FBI: SC serial killer was prohibited from buying guns

Todd Kohlhepp is escorted into a Spartanburg County magistrate courtroom, Friday, Nov. 4, 2016, in Spartanburg, S.C.. Kohlhepp, a 45-year-old registered sex offender with a previous kidnapping conviction, appeared at a bond hearing Friday on a kidnapping charge in connection to a woman being found chained inside a storage container on a property in Woodruff, S.C. More charges will be filed later, the prosecutor told the court. (Tim Kimzey/The Spartanburg Herald-Journal via AP)
Todd Kohlhepp is escorted into a Spartanburg County magistrate courtroom, Friday, Nov. 4, 2016, in Spartanburg, S.C.. Kohlhepp, a 45-year-old registered sex offender with a previous kidnapping conviction, appeared at a bond hearing Friday on a kidnapping charge in connection to a woman being found chained inside a storage container on a property in Woodruff, S.C. More charges will be filed later, the prosecutor told the court. (Tim Kimzey/The Spartanburg Herald-Journal via AP)

WOODRUFF, S.C. (WSPA) – The FBI says that Todd Kohlhepp would have been prohibited from buying guns.

They say their records show he never tried to buy one legally.

Investigators found guns on the property in Woodruff, S.C. They say there was an assault rifle and two guns. There were five guns at his home.

He could have bought them from private sellers, straw sales, or even individual sellers at gun shows.

The ATF says their job in this case will be to trace every firearm he had on this property. They have not been called in to do that yet.

Kohlhepp was arrested last week, when investigators searching the property discovered Kala Brown — a woman alive and chained in a large storage container — yelling for help. The body of Charles Carver, Brown’s boyfriend, was later found in a shallow grave on the land. That couple had disappeared about two months earlier.

Kala Brown and Charles Carver
Kala Brown and Charles Carver

After his arrest, deputies say Kohlhepp confessed to killing four other people in the county at a motorcycle shop in 2003. He confessed to the cold case after they granted him several requests, including letting him speak to his mother. He also led authorities Saturday to the graves on his property.

A coroner says two bodies that were found on the property were a couple who had been buried there for about a year.

Coroner Rusty Clevenger said Wednesday that one of the victims was a 25-year-old woman who appears to have died from a gunshot wound to the head and the other was her husband, a 29-year-old man who had a gunshot wound to his torso.

TODD KOHLHEPP’S BACKGROUND

Court records from Arizona reveal that Kohlhepp has been convicted of kidnapping in the past.

Kohlhepp pleaded guilty to the kidnapping and was sentenced to 15 years in prison.
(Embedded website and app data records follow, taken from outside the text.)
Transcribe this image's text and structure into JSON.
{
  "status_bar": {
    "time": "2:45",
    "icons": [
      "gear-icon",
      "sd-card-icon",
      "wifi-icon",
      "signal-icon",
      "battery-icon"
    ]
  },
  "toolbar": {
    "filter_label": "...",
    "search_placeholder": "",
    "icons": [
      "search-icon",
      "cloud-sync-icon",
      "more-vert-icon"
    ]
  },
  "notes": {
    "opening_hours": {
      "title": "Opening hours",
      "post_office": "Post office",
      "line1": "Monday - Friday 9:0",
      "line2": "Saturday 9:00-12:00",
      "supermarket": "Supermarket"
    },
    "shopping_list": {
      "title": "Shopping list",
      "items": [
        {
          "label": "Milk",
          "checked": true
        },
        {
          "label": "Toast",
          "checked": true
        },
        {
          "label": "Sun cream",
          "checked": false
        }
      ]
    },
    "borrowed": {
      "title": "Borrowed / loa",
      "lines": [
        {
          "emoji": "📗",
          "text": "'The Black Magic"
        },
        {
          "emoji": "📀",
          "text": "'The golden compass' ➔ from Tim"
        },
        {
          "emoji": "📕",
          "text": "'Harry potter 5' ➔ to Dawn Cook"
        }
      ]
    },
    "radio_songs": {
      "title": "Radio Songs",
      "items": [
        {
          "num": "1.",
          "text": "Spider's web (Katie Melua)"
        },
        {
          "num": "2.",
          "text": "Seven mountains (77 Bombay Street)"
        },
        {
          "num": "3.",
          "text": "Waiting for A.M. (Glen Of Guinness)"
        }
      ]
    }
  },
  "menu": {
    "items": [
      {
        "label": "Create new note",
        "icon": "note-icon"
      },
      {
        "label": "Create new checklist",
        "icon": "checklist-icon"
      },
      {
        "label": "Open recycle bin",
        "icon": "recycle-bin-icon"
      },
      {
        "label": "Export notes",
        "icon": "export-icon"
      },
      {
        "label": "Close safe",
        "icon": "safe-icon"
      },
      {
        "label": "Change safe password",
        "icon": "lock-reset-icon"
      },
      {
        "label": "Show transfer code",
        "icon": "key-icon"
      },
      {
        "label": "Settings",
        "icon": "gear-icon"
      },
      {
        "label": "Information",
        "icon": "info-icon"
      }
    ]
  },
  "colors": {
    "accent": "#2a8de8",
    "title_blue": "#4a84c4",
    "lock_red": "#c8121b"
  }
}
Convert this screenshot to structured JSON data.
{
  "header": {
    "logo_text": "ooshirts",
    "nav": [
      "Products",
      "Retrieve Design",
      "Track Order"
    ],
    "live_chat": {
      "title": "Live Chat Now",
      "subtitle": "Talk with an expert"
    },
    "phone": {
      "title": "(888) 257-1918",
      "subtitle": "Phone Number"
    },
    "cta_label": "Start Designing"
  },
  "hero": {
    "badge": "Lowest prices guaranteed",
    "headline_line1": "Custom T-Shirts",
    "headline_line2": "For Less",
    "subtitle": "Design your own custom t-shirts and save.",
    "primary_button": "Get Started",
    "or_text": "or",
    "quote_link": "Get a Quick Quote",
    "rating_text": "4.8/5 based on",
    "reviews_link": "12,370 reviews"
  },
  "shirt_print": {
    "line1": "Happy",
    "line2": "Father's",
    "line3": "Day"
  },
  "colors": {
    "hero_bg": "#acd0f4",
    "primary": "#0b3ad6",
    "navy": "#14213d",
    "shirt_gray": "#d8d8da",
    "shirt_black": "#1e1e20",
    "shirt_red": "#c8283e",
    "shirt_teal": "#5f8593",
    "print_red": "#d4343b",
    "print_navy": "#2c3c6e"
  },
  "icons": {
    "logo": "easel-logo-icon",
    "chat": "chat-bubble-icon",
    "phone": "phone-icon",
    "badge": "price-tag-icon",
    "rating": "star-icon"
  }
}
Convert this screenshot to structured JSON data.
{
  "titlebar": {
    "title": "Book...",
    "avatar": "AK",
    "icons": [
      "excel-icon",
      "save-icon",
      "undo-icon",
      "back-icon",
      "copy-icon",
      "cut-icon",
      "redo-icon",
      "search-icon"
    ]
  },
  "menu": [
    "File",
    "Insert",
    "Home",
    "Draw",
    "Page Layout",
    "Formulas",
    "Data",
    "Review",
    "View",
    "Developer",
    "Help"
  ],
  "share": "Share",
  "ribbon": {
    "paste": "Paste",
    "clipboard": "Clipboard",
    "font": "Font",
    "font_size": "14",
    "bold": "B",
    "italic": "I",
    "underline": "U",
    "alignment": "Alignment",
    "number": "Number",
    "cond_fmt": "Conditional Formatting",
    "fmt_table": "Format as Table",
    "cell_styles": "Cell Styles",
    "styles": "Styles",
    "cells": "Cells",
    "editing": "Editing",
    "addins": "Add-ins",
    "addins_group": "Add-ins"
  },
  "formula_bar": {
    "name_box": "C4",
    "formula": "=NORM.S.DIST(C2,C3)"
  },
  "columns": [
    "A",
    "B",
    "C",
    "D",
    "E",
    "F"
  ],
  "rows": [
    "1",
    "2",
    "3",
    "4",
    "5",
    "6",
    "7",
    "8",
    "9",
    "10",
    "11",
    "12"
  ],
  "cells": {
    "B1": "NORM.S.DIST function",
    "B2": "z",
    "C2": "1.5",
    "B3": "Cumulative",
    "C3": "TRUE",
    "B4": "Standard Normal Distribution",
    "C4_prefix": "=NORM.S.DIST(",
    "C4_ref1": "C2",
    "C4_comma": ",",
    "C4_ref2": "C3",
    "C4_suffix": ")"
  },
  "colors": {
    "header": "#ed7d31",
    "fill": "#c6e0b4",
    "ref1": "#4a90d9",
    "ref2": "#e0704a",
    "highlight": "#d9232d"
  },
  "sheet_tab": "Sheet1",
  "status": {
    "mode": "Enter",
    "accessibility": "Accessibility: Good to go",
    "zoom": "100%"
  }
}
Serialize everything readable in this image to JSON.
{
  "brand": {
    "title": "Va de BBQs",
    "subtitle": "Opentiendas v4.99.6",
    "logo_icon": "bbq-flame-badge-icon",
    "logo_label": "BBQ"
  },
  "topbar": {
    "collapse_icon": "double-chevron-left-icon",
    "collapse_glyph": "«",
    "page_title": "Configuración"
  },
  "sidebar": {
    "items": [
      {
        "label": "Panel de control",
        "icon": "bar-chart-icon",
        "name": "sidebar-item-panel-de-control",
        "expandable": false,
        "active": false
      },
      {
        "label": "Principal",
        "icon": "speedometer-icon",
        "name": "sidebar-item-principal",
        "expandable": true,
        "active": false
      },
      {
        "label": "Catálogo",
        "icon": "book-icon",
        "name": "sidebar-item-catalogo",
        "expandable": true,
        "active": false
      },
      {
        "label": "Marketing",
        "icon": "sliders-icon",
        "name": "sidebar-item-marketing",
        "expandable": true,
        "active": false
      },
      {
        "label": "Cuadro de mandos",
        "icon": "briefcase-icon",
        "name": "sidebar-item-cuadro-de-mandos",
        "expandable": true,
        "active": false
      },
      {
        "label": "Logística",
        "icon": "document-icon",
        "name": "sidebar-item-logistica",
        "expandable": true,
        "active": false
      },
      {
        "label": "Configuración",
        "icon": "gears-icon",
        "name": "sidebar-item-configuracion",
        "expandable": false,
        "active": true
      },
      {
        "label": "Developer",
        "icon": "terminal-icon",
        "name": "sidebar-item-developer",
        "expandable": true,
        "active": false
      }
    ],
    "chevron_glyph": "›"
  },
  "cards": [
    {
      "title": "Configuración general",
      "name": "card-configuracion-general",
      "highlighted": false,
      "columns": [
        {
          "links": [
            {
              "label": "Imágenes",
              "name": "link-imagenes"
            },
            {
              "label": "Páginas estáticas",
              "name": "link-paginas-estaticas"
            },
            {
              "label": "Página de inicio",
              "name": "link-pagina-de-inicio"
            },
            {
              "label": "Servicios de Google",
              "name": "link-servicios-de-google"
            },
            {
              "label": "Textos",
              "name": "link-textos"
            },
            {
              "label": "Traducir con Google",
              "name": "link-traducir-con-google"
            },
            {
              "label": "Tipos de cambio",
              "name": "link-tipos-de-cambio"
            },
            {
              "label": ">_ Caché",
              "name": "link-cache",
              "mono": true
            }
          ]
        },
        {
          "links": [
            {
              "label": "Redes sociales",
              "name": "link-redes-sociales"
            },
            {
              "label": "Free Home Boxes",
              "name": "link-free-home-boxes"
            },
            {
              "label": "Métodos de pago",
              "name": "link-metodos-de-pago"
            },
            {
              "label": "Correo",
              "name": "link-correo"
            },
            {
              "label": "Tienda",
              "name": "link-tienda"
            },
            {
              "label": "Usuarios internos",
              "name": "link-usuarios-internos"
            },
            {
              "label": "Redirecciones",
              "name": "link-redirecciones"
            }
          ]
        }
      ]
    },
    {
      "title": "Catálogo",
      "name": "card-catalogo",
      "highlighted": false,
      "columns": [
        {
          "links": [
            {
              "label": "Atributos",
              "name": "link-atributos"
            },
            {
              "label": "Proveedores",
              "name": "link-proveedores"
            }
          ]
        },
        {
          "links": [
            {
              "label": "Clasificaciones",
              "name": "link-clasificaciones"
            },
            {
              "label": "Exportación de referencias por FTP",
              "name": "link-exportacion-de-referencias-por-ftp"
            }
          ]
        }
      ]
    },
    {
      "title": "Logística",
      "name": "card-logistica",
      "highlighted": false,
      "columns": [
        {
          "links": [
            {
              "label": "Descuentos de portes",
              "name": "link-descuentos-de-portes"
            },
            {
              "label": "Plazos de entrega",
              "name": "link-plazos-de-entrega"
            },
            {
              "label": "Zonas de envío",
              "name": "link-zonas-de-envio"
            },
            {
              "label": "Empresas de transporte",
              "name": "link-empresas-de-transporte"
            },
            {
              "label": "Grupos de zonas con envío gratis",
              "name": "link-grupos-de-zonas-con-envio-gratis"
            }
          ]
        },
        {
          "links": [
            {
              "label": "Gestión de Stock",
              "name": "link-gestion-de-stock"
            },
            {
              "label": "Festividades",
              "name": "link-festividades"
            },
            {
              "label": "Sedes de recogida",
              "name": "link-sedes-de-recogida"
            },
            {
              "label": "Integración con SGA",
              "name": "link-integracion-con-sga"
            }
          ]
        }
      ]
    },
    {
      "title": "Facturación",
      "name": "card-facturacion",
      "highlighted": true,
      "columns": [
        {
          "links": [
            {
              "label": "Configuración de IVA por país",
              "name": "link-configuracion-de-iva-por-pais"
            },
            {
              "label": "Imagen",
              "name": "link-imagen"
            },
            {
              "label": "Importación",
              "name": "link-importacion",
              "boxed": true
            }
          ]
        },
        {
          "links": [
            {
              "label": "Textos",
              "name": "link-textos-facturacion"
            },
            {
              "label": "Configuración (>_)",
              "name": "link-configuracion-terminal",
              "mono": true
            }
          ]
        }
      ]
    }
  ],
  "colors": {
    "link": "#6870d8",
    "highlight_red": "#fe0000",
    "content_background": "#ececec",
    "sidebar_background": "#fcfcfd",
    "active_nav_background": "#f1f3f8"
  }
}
According to court records, Kohlhepp kidnapped and sexually assaulted a 14-year-old girl when he was 15 years old.

He was living with his biological father in Tempe, Ariz. at the time of the kidnapping.

According to court documents, Kohlhepp forced the girl into his home and tied her hands and put tape over her mouth and sexually assaulted her.

In his ruling a judge stated of Kohlhepp, “at the age of 9, he was ‘explosive’ and ‘preoccupied with sexual content.’ He has not changed. He has been unabatedly aggressive to others and destructive of property since nursery school.”

He went on to say, “Twenty-five months of the most intensive and expensive professional intervention, short of God’s, will provide no protection for the public and no rehabilitation of this juvenile.”

Kohlhepp also had extensive counseling, including hospitalization, for his behavior in Georgia, court records say.

The court documents also include a psychiatric evaluation that say Kohlhepp destroyed his room with a hammer, destroyed other children’s projects, cloroxed a goldfish, shot a dog with a BB gun, was dismissed from the Boy Scouts because he was too disruptive, and shredded his own new clothes. The report also says his father made a statement saying the only emotion Kohlhepp was capable of was anger.

The Associated Press contributed to this report.